That is not an exact quote but it is close. I don't recall the author.
This is what I would do. If you have a lot that is still empty you can push all the error into it. Otherwise, I would prorate the error, spread it around from inside to out, and call it out on the new plat. That's what i'd do.
I hope you are saying that "tongue in cheek". I believe I detect a bit of sarcasm. I try to stay out of court but the last time the surveyor for the opposing party said something like that, namely, "some surveyors think they have to survey the whole block.....", their attorney said, "we are not going to litigate this, we are going to settle".

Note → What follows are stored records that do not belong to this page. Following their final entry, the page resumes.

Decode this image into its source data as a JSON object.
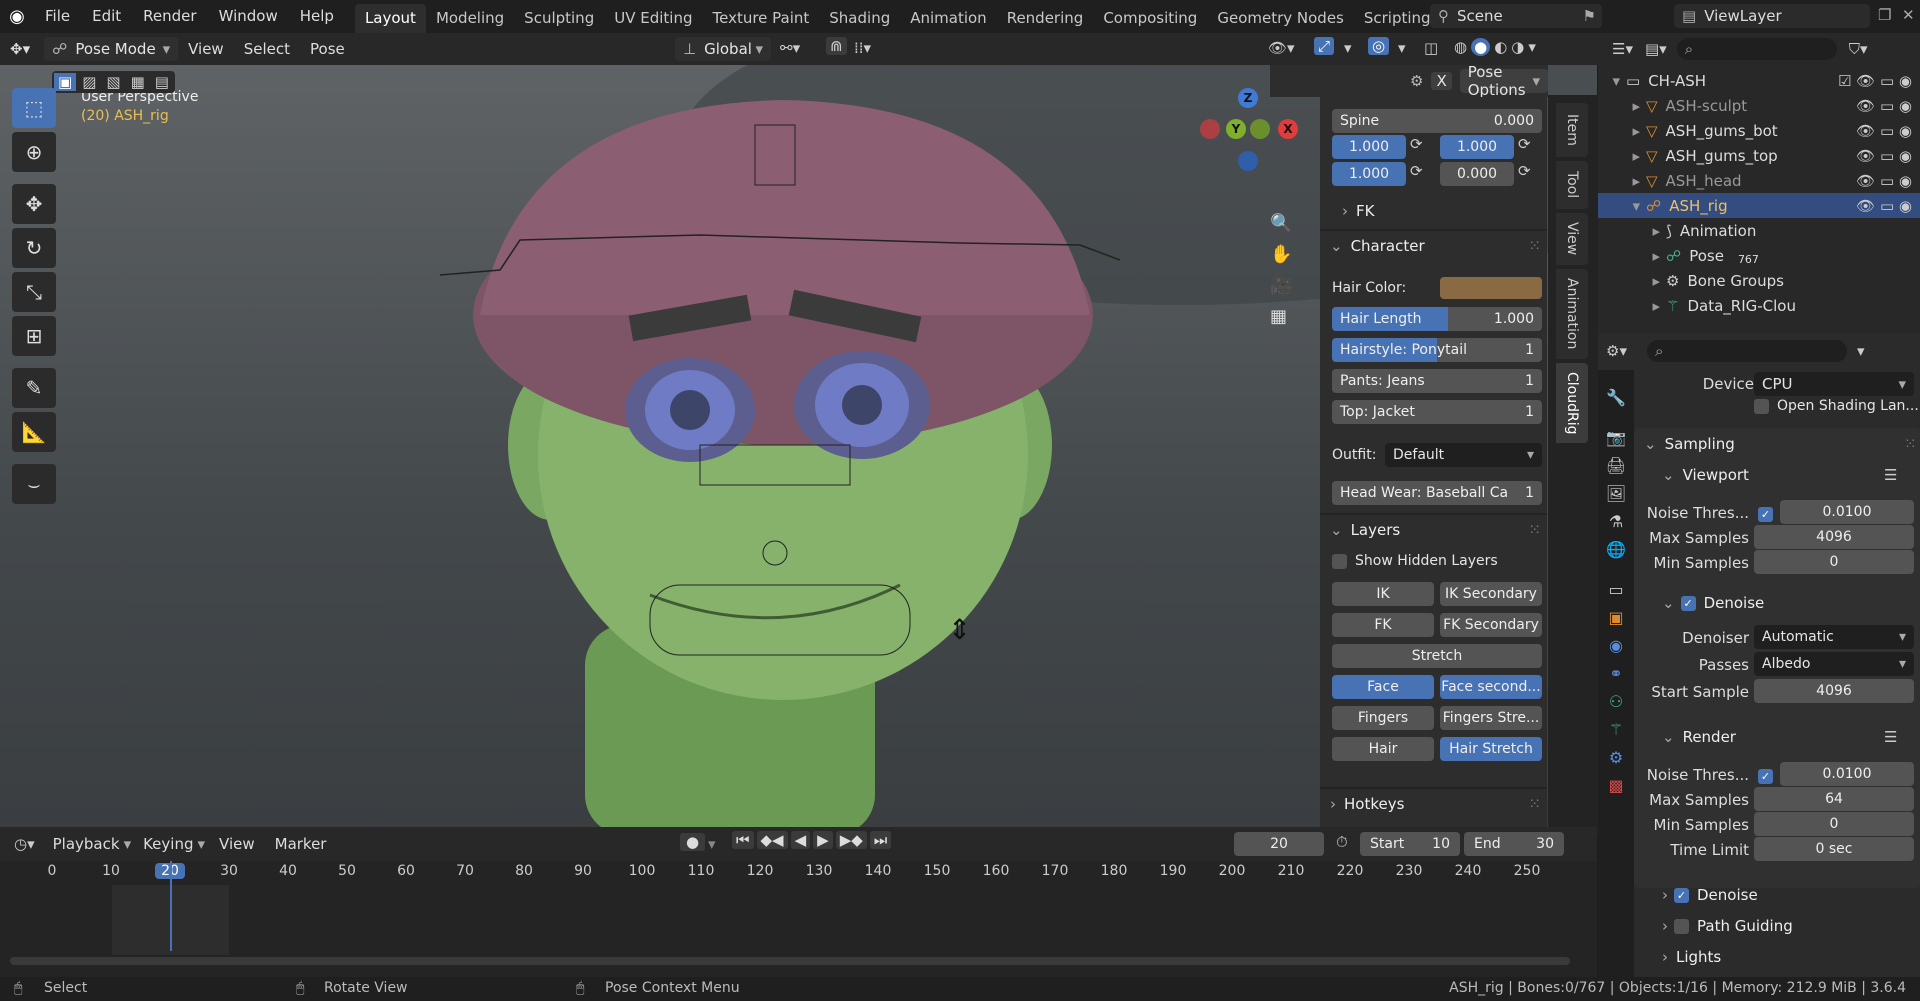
{
  "topbar": {
    "menus": [
      "File",
      "Edit",
      "Render",
      "Window",
      "Help"
    ],
    "workspaces": [
      "Layout",
      "Modeling",
      "Sculpting",
      "UV Editing",
      "Texture Paint",
      "Shading",
      "Animation",
      "Rendering",
      "Compositing",
      "Geometry Nodes",
      "Scripting"
    ],
    "add": "+",
    "scene": "Scene",
    "viewlayer": "ViewLayer"
  },
  "header": {
    "mode": "Pose Mode",
    "view": "View",
    "select": "Select",
    "pose": "Pose",
    "transform": "Global",
    "pose_options": "Pose Options",
    "x_label": "X"
  },
  "viewport": {
    "perspective": "User Perspective",
    "object_info": "(20) ASH_rig",
    "axis_x": "X",
    "axis_y": "Y",
    "axis_z": "Z"
  },
  "npanel": {
    "spine_label": "Spine",
    "spine_value": "0.000",
    "v1": "1.000",
    "v2": "1.000",
    "v3": "1.000",
    "v4": "0.000",
    "fk": "FK",
    "character": "Character",
    "hair_color": "Hair Color:",
    "hair_color_value": "#8a6a42",
    "hair_length": "Hair Length",
    "hair_length_value": "1.000",
    "hair_length_fraction": 0.55,
    "hairstyle": "Hairstyle: Ponytail",
    "hairstyle_value": "1",
    "pants": "Pants: Jeans",
    "pants_value": "1",
    "top": "Top: Jacket",
    "top_value": "1",
    "outfit_label": "Outfit:",
    "outfit_value": "Default",
    "headwear": "Head Wear: Baseball Ca",
    "headwear_value": "1",
    "layers": "Layers",
    "show_hidden": "Show Hidden Layers",
    "layer_buttons": [
      [
        "IK",
        "IK Secondary"
      ],
      [
        "FK",
        "FK Secondary"
      ],
      [
        "Stretch"
      ],
      [
        "Face",
        "Face second..."
      ],
      [
        "Fingers",
        "Fingers Stre..."
      ],
      [
        "Hair",
        "Hair Stretch"
      ]
    ],
    "hotkeys": "Hotkeys"
  },
  "vtabs": [
    "Item",
    "Tool",
    "View",
    "Animation",
    "CloudRig"
  ],
  "outliner": {
    "rows": [
      {
        "name": "CH-ASH",
        "indent": 0
      },
      {
        "name": "ASH-sculpt",
        "indent": 1
      },
      {
        "name": "ASH_gums_bot",
        "indent": 1
      },
      {
        "name": "ASH_gums_top",
        "indent": 1
      },
      {
        "name": "ASH_head",
        "indent": 1
      },
      {
        "name": "ASH_rig",
        "indent": 1
      },
      {
        "name": "Animation",
        "indent": 2
      },
      {
        "name": "Pose",
        "indent": 2,
        "badge": "767"
      },
      {
        "name": "Bone Groups",
        "indent": 2
      },
      {
        "name": "Data_RIG-Clou",
        "indent": 2
      }
    ]
  },
  "properties": {
    "device_label": "Device",
    "device_value": "CPU",
    "open_shading": "Open Shading Lan...",
    "sampling": "Sampling",
    "viewport": "Viewport",
    "noise_thresh": "Noise Thres...",
    "vp_noise": "0.0100",
    "max_samples": "Max Samples",
    "vp_max": "4096",
    "min_samples": "Min Samples",
    "vp_min": "0",
    "denoise": "Denoise",
    "denoiser_label": "Denoiser",
    "denoiser_value": "Automatic",
    "passes_label": "Passes",
    "passes_value": "Albedo",
    "start_sample": "Start Sample",
    "start_sample_value": "4096",
    "render": "Render",
    "r_noise": "0.0100",
    "r_max": "64",
    "r_min": "0",
    "time_limit": "Time Limit",
    "time_limit_value": "0 sec",
    "denoise2": "Denoise",
    "path_guiding": "Path Guiding",
    "lights": "Lights"
  },
  "timeline": {
    "playback": "Playback",
    "keying": "Keying",
    "view": "View",
    "marker": "Marker",
    "current_frame": "20",
    "start_label": "Start",
    "start": "10",
    "end_label": "End",
    "end": "30",
    "ticks": [
      "0",
      "10",
      "20",
      "30",
      "40",
      "50",
      "60",
      "70",
      "80",
      "90",
      "100",
      "110",
      "120",
      "130",
      "140",
      "150",
      "160",
      "170",
      "180",
      "190",
      "200",
      "210",
      "220",
      "230",
      "240",
      "250"
    ]
  },
  "status": {
    "select": "Select",
    "rotate": "Rotate View",
    "context": "Pose Context Menu",
    "info": "ASH_rig | Bones:0/767 | Objects:1/16 | Memory: 212.9 MiB | 3.6.4"
  }
}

Interior corners hold, if original. The boundary of the subdivision is disputable. Show the error on the new plat. Do not Pin cushion the corners. We are not suppose to create conflicts among the neighbors. Not sure where you are surveying so I do not know your local laws. Occupation and Adverse possession all come into play. If you move that corner .5 left or right you could cloud someones title. House is now in the 10' setback, fence is now over the line.
Yes Kate, you are right of course. Errors are most likely to be found in S/D boundaries hence the general rule is to use interior control for lots. However, nothing is cast in concrete. It is also true that the adjoining tract could have senior rights & that the fact that the S/D lots don't agree with the boundary is quite often due to the fact that the S/D was created without a proper boundary survey. Property lines are where they are, surveyors have no authority to change them. Our job is to locate them as best we can. Items like adverse possession are the domain of the courts. General rules of surveying are like a presumption of law. It is assumed to be true unless the contrary is proven. There is nothing I know of that bars a surveyor from using logic, his experience & sound judgement to establish a corner. Nobody is ever required to accept anybodies survey. Should the parties not be able to come to an agreement, we must turn to the courts.